__TASK OBJECTIVE__. You are asked to filter the data below and copy every line holding "JSON".
═════ TASK DATA ═════
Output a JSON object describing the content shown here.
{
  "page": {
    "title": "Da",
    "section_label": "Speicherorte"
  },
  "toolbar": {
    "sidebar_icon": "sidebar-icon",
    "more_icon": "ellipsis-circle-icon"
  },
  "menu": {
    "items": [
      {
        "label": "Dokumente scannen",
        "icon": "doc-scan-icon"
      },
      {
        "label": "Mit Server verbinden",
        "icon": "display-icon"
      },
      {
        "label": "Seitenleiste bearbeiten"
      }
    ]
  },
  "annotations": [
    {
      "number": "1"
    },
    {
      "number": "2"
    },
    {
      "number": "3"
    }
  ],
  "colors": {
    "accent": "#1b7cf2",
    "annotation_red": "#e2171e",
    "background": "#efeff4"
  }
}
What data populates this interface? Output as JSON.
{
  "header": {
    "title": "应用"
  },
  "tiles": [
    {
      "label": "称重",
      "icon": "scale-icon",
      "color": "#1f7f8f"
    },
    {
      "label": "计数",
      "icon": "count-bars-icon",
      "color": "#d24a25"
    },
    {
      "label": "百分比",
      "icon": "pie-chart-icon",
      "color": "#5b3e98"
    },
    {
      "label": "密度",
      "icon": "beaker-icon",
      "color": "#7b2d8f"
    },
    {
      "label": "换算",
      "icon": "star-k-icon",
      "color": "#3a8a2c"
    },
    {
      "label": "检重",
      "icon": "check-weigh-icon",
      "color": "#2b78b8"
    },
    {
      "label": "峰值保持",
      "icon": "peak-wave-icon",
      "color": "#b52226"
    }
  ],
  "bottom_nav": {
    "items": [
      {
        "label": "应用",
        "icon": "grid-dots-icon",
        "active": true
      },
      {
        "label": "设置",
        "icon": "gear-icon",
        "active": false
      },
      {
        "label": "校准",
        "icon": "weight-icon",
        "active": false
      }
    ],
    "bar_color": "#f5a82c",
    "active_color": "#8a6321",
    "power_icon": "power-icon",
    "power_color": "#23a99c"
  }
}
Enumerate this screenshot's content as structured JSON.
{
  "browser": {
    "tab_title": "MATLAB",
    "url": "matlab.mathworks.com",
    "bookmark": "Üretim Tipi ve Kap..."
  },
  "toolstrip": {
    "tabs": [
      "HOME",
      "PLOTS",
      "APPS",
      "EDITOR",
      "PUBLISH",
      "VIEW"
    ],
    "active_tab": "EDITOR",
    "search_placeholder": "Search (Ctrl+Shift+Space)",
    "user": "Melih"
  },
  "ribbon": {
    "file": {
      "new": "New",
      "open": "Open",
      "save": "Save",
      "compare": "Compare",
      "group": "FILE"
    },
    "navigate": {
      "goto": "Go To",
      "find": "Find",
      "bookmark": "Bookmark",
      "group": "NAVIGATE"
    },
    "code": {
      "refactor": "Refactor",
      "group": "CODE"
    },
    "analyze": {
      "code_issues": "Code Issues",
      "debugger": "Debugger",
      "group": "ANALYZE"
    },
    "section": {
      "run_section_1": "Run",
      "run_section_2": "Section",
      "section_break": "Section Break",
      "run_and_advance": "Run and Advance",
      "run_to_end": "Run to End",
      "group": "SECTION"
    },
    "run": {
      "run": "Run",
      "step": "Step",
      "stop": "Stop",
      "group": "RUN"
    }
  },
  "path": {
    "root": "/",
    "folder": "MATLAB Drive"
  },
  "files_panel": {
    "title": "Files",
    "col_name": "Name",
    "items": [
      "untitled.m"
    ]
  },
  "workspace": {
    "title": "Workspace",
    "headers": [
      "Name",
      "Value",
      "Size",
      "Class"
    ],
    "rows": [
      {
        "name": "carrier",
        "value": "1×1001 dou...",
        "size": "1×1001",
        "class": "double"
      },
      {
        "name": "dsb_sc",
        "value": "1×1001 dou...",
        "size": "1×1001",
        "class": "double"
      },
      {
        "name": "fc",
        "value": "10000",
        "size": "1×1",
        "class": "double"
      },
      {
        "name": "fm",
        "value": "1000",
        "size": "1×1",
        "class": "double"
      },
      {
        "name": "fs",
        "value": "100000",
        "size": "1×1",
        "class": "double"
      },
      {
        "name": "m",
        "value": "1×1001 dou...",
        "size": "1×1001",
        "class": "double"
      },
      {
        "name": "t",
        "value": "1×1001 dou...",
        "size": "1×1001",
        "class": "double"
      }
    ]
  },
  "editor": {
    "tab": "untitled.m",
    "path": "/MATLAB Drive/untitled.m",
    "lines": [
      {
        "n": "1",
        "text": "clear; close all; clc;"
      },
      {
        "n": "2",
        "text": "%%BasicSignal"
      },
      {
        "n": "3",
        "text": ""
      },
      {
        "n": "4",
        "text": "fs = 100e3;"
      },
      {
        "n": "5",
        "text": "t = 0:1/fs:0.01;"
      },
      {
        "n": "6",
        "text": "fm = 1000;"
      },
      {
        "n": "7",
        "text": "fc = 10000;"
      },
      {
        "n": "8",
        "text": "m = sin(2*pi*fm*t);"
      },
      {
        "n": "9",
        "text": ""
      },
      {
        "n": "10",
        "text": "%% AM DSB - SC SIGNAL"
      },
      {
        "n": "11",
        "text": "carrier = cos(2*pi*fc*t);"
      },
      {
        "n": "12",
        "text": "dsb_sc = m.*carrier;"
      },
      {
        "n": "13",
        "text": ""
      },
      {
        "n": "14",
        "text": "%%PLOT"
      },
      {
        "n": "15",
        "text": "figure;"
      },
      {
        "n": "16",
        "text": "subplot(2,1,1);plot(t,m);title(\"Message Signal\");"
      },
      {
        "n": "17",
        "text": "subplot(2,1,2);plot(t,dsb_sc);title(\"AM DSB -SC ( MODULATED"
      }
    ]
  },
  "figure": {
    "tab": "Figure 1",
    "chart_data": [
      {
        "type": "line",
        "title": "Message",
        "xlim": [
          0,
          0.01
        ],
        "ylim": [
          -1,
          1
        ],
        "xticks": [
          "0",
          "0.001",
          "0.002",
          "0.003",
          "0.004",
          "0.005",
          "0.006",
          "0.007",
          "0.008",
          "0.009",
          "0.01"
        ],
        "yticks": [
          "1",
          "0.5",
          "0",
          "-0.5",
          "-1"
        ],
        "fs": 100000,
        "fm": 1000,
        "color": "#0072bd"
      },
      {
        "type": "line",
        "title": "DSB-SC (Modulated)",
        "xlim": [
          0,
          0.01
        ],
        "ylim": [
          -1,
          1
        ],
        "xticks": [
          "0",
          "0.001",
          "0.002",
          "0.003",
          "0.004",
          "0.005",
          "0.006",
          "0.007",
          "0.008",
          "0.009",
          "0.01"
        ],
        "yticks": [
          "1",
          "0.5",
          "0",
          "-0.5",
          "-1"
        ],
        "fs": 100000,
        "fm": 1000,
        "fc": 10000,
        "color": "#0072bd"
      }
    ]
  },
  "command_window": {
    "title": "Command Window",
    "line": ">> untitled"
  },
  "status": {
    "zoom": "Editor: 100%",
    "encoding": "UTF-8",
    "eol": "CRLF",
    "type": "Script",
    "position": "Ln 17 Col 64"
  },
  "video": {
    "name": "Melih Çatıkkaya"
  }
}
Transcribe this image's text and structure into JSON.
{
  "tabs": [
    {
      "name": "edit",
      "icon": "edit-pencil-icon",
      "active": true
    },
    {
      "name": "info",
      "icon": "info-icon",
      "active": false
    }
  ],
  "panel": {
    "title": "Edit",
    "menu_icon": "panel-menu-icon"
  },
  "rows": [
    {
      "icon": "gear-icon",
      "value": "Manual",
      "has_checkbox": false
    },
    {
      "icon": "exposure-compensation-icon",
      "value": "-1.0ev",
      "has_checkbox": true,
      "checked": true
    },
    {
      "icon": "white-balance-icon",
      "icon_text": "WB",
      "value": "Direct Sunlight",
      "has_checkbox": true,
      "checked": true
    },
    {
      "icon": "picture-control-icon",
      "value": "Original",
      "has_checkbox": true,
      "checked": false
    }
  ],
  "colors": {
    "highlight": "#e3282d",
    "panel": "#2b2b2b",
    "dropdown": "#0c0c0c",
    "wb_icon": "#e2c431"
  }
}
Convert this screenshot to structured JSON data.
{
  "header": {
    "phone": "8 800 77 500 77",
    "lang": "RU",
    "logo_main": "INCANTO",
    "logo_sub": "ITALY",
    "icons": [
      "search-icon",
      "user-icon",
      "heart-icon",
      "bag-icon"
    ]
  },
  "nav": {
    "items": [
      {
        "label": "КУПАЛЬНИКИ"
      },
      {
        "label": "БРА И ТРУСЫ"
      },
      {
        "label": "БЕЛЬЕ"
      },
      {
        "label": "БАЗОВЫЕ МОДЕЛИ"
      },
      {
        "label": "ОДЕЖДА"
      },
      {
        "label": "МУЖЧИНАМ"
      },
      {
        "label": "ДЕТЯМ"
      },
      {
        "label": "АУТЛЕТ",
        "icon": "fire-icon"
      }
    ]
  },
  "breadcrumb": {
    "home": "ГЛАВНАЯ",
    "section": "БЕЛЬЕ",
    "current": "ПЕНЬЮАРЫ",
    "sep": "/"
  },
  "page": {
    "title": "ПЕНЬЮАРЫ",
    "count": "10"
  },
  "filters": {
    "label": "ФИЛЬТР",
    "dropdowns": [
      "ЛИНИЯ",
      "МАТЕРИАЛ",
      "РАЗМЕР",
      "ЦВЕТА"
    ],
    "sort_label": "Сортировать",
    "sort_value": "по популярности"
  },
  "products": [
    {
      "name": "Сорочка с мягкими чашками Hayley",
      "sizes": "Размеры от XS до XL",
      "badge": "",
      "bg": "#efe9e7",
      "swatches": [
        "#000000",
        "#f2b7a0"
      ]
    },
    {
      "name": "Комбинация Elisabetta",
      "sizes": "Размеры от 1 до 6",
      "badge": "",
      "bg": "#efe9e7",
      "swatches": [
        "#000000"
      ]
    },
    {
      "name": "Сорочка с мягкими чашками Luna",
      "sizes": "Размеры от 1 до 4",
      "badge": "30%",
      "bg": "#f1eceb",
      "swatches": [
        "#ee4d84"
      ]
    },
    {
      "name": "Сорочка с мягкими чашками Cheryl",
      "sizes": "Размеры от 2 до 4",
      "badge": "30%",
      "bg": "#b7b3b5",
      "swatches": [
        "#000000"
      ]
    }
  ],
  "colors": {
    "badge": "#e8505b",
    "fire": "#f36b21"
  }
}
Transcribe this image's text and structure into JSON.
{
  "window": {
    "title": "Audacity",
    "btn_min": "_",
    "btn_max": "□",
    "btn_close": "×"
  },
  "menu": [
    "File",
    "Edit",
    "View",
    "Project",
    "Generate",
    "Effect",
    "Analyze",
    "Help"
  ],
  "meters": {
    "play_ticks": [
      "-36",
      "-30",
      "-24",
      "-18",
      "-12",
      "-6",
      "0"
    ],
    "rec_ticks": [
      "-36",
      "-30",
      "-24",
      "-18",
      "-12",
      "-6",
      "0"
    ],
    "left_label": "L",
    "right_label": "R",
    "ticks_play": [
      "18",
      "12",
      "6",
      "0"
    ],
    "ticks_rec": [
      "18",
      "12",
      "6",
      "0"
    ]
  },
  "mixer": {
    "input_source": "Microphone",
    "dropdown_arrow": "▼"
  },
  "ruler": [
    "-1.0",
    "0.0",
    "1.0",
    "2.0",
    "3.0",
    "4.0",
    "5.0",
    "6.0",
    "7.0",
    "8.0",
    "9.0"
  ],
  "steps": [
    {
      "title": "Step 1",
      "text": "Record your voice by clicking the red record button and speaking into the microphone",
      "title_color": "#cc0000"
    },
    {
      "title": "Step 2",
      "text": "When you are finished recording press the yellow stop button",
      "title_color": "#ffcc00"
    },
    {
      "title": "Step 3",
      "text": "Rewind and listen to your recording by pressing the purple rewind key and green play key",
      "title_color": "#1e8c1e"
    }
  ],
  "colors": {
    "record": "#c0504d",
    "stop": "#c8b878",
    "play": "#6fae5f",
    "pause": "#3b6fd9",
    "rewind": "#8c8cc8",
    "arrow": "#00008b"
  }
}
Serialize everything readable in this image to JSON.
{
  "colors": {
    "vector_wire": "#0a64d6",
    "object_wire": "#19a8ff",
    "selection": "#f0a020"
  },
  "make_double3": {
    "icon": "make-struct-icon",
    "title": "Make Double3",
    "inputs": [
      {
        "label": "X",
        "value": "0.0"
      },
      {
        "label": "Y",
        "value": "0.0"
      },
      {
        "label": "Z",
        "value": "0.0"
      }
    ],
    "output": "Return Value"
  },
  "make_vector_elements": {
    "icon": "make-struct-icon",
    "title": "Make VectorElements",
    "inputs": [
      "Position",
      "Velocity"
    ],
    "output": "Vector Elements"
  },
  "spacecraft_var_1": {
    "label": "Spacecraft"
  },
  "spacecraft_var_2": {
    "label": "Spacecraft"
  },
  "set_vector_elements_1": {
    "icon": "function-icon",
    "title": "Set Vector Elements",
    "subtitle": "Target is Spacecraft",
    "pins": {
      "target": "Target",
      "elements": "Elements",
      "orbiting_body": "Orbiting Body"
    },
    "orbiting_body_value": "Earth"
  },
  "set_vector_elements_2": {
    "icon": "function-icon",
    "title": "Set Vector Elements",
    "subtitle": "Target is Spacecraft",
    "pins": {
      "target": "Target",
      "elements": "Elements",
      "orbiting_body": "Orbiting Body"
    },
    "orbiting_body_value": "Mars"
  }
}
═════
__EXERCISE RESPONSE__.
Output a JSON object describing the content shown here.
What data populates this interface? Output as JSON.
Enumerate this screenshot's content as structured JSON.
Transcribe this image's text and structure into JSON.
Convert this screenshot to structured JSON data.
Transcribe this image's text and structure into JSON.
Serialize everything readable in this image to JSON.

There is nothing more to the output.